Lisa Wang Show Notes
Lisa Wang has been leveraging the power of storytelling, which hooks the audience with the opening paragraph. Here are a few show notes successes that I saw:
- Use of quotes
- Highly skimmable text
- List of resources
- Good use of call-to-action for reviews & ratings
Lisa’s show notes are incredibly well structured, easy to skim and don’t leave you feeling overwhelmed.
Tim Ferriss Podcast Notes
Tim Ferris is known for diving deep into the stories of his guests, while deconstructing exact strategies and tools.
As you can see from the show notes above, they are very detailed. It feels like a lot to take in. Here are a few things Tim does well:
- Great use of timestamps
- List of resources
- List of names that came up during the show
- Effective featured image of the episode guest
Even though it might seem like there’s too much going on in his show notes, it’s important to remember that people who listen to Tim Ferriss’ podcast appreciate him going into so much detail.
His show notes work for his listeners, but they wouldn’t be as optimal for other shows, where the audience expects, wants or is accustomed to something different.
Write Notes for Your Audience
One of the key elements to building a successful podcast is knowing your listeners.
If you know what keeps them up at night, what they care about and what they struggle with, it’s easier to create content that truly resonates with them.
Not completely sure of what your audience needs or wants? They can provide you with incredible insight, so it’s never a waste of time to email, jump on a call or even meet up in person with them.
Writing show notes doesn’t have to be a struggle. By following the guidance in this article, you can turn it into an enjoyable process that adds value to your listeners and has the potential to massively grow your show.
If you liked this post, here are some other articles you might love:
- 15 Page-Turning Podcasts for Readers

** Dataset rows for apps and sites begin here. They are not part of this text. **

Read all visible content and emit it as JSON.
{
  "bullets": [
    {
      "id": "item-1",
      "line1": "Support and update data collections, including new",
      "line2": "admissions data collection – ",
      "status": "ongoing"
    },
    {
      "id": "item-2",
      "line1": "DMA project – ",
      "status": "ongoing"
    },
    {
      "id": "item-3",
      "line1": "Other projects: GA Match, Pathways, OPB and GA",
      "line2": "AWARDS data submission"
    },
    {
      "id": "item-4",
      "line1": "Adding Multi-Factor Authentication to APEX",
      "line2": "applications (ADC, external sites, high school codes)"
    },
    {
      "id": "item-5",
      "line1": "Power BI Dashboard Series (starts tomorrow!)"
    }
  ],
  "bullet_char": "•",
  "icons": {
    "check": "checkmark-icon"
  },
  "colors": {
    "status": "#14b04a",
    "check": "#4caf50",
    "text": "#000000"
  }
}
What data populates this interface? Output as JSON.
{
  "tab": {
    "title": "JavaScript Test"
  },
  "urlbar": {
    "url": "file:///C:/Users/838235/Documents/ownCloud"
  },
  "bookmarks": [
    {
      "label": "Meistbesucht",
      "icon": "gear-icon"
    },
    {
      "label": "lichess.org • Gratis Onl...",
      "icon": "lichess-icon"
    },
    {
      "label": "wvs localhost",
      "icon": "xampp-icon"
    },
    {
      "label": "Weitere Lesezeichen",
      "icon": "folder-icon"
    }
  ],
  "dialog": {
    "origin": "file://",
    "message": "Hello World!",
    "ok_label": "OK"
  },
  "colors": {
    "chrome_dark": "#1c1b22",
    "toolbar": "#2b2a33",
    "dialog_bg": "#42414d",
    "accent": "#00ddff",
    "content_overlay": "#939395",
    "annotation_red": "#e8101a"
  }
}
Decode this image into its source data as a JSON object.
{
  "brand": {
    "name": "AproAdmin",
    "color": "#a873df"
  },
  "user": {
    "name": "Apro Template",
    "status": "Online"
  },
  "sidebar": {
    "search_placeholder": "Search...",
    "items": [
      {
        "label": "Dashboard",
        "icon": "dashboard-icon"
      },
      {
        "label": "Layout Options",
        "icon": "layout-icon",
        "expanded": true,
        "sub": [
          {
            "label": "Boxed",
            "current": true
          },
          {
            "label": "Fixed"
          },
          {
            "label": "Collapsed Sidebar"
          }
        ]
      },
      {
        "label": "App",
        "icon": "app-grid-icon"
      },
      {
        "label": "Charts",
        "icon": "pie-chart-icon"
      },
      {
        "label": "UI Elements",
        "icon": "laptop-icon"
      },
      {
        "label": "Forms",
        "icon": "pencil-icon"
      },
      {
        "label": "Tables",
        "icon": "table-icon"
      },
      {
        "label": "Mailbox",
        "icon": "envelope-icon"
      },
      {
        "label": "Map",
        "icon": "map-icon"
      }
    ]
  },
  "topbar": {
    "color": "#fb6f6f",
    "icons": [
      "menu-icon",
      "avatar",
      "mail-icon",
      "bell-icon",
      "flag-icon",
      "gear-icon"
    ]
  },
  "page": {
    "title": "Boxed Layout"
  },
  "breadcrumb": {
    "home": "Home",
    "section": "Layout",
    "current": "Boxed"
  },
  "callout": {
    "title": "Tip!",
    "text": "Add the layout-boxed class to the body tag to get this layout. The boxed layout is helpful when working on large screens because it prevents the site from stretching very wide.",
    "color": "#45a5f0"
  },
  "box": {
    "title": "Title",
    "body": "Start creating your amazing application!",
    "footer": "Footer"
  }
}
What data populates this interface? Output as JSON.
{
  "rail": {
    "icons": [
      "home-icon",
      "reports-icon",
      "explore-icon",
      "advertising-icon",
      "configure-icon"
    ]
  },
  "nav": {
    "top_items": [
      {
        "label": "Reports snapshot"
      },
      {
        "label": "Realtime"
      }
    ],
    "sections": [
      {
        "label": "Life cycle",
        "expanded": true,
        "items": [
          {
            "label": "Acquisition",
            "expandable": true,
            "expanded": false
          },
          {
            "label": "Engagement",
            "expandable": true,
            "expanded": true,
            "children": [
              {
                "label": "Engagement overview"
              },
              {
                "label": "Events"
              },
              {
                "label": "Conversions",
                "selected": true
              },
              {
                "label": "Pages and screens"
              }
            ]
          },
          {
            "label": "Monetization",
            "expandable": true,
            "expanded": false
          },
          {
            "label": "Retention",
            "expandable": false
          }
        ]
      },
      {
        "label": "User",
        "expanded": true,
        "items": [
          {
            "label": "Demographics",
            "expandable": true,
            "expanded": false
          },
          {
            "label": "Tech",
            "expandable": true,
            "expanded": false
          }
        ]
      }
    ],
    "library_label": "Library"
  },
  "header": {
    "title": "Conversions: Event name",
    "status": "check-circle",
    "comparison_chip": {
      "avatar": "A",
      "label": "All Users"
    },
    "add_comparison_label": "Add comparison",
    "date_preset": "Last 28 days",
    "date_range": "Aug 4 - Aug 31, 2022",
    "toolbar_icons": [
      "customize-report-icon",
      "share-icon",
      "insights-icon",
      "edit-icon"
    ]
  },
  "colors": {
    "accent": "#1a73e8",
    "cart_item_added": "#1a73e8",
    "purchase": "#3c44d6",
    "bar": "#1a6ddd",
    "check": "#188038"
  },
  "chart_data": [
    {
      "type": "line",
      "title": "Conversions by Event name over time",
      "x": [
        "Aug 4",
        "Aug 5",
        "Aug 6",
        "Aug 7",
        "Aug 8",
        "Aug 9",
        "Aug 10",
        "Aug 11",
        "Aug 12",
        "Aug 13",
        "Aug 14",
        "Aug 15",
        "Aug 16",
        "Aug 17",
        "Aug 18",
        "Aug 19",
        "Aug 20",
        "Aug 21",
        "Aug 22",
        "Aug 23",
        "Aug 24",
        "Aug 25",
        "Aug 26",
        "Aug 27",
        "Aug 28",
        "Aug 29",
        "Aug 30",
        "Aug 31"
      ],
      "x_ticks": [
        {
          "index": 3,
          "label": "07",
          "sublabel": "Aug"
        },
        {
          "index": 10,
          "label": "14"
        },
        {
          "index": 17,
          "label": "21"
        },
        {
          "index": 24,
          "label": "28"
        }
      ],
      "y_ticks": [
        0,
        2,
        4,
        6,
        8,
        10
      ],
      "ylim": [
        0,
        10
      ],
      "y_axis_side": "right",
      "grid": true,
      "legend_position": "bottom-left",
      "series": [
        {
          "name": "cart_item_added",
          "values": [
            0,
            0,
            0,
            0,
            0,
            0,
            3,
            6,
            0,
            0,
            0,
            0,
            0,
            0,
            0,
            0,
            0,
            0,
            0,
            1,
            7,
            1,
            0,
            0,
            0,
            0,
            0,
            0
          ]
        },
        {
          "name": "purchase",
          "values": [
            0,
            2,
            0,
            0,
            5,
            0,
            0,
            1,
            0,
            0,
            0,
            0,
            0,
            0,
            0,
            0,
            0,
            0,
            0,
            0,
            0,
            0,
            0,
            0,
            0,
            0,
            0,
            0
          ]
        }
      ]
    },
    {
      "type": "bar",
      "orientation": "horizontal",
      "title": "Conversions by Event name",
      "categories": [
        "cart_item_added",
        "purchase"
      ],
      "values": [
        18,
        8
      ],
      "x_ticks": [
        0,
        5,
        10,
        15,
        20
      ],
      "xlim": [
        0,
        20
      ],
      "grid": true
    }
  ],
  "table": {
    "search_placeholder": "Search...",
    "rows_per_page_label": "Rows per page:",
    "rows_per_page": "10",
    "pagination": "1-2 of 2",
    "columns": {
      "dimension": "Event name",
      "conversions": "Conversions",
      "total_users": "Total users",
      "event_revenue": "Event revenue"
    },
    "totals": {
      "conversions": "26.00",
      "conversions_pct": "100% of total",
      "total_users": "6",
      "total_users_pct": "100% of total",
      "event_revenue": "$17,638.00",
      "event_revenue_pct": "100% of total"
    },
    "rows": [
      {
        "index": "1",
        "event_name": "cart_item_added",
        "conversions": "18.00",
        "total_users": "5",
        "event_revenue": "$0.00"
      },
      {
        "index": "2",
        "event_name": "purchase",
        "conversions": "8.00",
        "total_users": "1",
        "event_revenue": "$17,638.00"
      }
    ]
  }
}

- 121: How to Start a Podcast for Authors and Thought Leaders with Ben Krueger
- 051: How to Podcast Like a Pro and Reach Millions With Your Message with Daniel J. Lewis